We flew up to this little airport, and we were informed on the planes overhead speaker, that the airport had never had a plane of this size land at their airport before, so they had the local fire department, and rescue waiting just in case, and that was pretty wild landing and seeing all the fire trucks waiting just in case, and everything went fine!
I was used to smaller ships. A submarine tender usually has a crew of roughly 1,300 people, and a destroyer usually has a crew of roughly 300 or so at any time. The Nimitz did not have most of their squadrons and attachments on board, but they still had some. All night long the planes were taking off the deck from the catapult, and the first time I heard it and felt it, I could not believe it was so loud, and it felt like it moved the ship some in the water.
The ship was so gigantic inside. When I went into the hangar bay, it was like a stadium, the size of it, just so big. When I would have to walk from one end of the ship to the other, there are so many hatches, and you have to lift your legs up over them to get threw, and it is a ton of them all the time.
We were out to sea, and the ship would be heading back down to San Diego. We pulled out of Washington, and when we were out to sea, my skipper asked me if I wanted to see how the Admiral and the Chief of Staff live on board, since they were not on this cruise, all the rooms were empty, but my skipper was using one of them.
I was used to being with the regular guys on the ships I came from. Even on the carrier, it was 3 bunks high. And maybe 300 guys in my compartment. Way to many people for me actually. I prefer the Cadillac ride of a destroyer!
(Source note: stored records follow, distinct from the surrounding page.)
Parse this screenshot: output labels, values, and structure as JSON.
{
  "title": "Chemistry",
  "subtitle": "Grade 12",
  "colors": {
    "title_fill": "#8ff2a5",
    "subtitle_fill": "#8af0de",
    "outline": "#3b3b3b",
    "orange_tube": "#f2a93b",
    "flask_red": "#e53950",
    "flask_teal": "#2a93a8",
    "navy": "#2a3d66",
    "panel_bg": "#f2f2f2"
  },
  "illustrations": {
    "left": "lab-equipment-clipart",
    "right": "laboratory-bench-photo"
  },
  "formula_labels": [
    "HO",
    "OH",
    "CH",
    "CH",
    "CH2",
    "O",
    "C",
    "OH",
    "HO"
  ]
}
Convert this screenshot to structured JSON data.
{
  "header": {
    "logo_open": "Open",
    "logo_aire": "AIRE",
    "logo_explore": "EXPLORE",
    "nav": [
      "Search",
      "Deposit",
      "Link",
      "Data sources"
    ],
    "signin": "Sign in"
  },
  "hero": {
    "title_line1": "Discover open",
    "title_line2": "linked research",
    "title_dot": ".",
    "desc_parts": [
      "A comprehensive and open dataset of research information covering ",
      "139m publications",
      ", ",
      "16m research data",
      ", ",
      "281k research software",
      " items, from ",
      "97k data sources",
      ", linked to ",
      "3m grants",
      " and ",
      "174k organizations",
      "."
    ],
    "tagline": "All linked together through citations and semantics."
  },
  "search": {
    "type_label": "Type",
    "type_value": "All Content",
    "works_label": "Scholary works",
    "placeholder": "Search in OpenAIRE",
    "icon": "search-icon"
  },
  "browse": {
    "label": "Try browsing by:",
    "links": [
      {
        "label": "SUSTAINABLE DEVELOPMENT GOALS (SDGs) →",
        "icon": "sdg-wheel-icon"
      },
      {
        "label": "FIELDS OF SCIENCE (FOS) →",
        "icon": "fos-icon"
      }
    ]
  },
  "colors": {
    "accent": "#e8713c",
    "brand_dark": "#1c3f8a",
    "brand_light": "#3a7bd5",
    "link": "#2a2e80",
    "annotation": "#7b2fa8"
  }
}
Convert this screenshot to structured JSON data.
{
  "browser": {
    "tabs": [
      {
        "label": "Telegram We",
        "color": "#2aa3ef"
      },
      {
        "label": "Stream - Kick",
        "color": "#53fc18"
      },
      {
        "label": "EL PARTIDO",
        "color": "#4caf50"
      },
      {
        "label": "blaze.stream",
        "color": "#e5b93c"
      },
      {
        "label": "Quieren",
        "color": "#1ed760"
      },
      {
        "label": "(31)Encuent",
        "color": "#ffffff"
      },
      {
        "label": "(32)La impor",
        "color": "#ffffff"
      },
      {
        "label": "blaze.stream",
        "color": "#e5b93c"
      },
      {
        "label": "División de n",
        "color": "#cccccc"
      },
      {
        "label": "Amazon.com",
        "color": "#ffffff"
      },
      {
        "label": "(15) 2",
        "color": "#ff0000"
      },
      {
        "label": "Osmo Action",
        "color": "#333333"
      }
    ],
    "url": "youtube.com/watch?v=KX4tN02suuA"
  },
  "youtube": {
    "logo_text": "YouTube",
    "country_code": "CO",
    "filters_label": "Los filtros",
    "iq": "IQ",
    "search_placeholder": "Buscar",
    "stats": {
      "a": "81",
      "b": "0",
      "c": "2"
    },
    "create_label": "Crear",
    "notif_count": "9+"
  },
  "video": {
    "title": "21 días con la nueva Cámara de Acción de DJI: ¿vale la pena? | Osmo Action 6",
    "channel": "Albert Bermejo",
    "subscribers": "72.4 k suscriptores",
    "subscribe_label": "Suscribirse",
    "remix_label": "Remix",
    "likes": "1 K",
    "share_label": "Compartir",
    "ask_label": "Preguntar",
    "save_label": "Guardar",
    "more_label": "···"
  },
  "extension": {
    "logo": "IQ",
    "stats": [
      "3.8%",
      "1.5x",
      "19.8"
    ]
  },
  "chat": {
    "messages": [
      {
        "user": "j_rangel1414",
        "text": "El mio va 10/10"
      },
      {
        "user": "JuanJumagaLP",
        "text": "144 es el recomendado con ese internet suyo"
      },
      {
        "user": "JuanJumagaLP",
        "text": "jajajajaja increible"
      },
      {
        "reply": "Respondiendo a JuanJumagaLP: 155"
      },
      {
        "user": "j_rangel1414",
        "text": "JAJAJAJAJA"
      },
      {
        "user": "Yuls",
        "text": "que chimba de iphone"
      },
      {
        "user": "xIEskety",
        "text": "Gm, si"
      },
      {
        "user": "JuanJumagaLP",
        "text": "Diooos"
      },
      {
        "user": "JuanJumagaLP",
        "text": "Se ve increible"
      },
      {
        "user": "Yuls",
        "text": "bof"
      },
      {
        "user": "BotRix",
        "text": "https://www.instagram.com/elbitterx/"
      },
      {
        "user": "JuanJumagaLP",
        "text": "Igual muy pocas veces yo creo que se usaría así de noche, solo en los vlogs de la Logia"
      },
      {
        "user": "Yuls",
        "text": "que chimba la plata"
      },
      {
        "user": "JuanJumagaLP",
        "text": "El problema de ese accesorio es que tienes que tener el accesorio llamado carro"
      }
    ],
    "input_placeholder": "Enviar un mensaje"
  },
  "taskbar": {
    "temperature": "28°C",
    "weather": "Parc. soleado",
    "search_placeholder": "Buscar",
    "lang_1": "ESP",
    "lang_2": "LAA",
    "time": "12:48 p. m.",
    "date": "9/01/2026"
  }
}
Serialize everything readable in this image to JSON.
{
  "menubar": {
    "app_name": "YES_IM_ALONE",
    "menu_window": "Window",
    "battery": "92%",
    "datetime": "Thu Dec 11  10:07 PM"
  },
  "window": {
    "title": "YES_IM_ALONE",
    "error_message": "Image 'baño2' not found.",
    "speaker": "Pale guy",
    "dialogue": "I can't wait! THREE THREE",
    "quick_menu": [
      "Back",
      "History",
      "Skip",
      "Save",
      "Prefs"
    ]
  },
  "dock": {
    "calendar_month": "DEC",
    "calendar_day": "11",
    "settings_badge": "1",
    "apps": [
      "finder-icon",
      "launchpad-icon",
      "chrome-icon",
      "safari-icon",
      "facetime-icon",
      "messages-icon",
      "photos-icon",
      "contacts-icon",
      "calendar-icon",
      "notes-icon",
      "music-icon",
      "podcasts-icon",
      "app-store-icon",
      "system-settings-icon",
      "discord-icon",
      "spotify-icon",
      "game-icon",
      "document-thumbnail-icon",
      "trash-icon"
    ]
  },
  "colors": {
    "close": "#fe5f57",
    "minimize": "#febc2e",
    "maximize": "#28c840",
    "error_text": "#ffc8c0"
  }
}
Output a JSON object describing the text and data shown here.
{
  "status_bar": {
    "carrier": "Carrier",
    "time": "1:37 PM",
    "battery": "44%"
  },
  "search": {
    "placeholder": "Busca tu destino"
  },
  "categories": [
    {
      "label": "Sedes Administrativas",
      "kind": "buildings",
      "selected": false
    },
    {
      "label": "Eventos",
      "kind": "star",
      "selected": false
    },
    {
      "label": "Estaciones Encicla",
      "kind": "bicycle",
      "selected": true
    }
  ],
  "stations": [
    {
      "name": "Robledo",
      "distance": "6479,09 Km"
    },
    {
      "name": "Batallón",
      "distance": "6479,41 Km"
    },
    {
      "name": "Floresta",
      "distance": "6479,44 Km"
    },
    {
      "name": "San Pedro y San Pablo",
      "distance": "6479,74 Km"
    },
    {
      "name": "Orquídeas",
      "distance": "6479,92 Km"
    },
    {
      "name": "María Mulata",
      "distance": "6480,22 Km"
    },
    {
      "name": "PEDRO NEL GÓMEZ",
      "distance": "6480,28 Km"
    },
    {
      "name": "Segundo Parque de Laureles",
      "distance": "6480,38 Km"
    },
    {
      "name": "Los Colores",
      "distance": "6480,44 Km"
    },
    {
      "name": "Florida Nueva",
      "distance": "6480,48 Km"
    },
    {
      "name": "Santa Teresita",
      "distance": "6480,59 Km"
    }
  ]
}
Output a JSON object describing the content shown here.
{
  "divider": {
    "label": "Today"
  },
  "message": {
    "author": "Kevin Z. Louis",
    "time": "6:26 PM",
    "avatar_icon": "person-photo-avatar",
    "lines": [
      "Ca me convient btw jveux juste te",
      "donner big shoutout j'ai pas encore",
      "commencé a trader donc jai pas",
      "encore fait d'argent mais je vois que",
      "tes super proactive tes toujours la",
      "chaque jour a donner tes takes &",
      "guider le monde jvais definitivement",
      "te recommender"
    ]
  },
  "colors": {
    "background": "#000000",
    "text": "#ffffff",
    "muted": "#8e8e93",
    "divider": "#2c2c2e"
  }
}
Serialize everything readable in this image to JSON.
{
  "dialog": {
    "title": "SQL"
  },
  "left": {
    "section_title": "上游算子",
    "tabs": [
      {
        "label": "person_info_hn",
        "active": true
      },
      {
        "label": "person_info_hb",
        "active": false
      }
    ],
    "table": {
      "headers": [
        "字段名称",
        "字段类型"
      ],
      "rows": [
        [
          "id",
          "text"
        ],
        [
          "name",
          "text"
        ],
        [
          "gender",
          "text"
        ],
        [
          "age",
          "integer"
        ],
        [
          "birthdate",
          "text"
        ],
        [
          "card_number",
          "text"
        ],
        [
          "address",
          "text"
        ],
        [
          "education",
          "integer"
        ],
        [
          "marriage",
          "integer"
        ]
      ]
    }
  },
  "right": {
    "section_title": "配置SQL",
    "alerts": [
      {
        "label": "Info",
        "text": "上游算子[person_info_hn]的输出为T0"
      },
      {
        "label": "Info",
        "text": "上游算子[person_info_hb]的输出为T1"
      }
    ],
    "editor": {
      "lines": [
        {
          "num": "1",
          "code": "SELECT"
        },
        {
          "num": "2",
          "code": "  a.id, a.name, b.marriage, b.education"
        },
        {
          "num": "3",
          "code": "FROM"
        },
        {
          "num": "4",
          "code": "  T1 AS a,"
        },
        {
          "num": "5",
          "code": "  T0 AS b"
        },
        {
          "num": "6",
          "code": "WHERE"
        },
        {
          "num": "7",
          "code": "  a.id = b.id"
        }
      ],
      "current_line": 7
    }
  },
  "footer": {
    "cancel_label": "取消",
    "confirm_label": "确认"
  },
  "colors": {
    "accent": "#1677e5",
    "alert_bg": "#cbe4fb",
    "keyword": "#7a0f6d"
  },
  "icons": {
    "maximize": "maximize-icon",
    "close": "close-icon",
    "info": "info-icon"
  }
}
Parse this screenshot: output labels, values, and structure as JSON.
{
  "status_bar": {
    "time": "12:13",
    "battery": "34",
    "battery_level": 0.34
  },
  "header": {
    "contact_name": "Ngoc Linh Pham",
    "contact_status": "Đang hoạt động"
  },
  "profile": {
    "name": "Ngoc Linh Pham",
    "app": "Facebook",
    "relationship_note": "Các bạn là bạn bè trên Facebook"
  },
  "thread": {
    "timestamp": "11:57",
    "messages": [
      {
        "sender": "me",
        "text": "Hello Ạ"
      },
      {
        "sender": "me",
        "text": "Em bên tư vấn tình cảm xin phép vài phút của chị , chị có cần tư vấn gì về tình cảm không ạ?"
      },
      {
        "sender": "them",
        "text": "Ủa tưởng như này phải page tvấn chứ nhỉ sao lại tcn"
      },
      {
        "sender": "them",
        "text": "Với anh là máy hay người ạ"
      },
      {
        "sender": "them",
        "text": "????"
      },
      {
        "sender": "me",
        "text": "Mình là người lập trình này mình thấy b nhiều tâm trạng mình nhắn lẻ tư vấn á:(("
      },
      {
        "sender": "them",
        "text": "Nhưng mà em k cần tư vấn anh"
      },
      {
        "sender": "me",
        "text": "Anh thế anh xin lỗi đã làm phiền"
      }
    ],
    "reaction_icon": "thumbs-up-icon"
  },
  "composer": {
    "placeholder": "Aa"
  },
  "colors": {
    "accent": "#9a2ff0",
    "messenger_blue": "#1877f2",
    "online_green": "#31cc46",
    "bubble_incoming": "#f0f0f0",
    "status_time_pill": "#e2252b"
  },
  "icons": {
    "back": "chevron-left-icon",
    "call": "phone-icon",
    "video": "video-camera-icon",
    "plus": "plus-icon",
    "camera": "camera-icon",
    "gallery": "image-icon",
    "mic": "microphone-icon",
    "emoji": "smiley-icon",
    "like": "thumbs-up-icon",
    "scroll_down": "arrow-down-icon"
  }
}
The skipper gave me a tour of all the staterooms, the person spaces, private showers, private kitchens, with home style refrigerators, stoves, personal chefs from the ship, everything an executive would need. Everything was military issue, but it was spectacular actually. On the ship, on most of the levels, those are spaces that are meant for everyone. Up higher, they call that Officer’s Country, where only the officers are supposed to be, unless you are on business. On top of the ship, they call that Flag Country, and That is where the Admiral, the CO and XO, Chief of Staff, those sort of people hang out. If your an officer, you should not be up their unless you are on business also. This is the room we work out of. Most of the time the top brass are always so serious and everything that is a drill, seams so real to them, because it has to be. But sometimes, they guys are cracking jokes, or making fun of the junior officers, and I’m the only guy in the room that is just their. One time in m squadron that had the tail hook problems in Vegas, had a picture up of a female LT officer, and they were taking turns throwing darts at the picture, which she never knew anything about, and she was married to a full bird Captain at the time.
I have written a book about being in the navy called Navy Fun, that you can see at my website of [http://www.vincestead.com] or other places also.
You can get every one of his books as a book at regular price, and you also get them as digital downloads for only $2.99 each.